What is a "verbal communication"?

Verbal communication can mean a telephone conversation, a voice mail message or series of voice mails, a formal meeting, or even an informal chat with a coworker in the hallway.

What kind of verbal communications might be a record?

Any oral communication where an Agency decision or commitment is made, and that is not otherwise documented, needs to be captured and placed in your recordkeeping system. For example:

  • A meeting or conference call where a decision is made, if formal meeting minutes or notes are not taken.
  • A telephone call giving guidance to a member of the regulated community.
  • A voice mail message committing to take action.
  • A telephone call responding to a member of the public about FAA policy.
What types of communications are included?
  • Face-to-face meetings
  • Conference calls (including audio or video)
  • Telephone calls (including cell phones, walkie-talkies, CB radios or Voice over IP (VoIP))
  • Voice mail messages (including telephone or computer)
What is the best way to capture conversations that are records?

Write a memo to the file. Be sure to include:

  • Date and time of the communication
  • Type of communication (e.g., voice mail, telephone call)
  • Participants
  • Subject
  • Details on any decisions or commitments
Does this mean that I have to write a transcript of every conversation?

No, not all verbal communications are records. Only write a memo to the file for verbal communications if they are:

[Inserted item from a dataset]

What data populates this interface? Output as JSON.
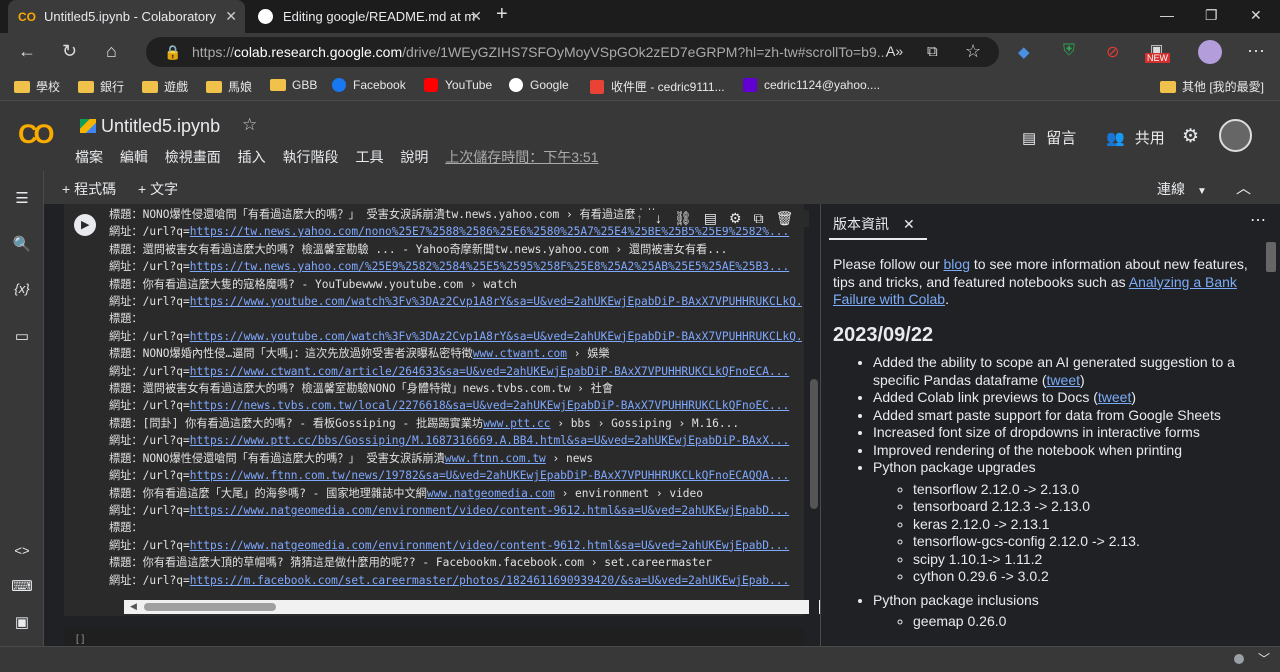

  • needed to document your activities as a federal employee, contractor, or other FAA agent, and
  • not otherwise captured in your recordkeeping system.
How can I get additional guidance?

If you have policy questions about verbal communication records, contact your Program Office, Region, or Center Records Officer. You can find additional guidance in the following publications: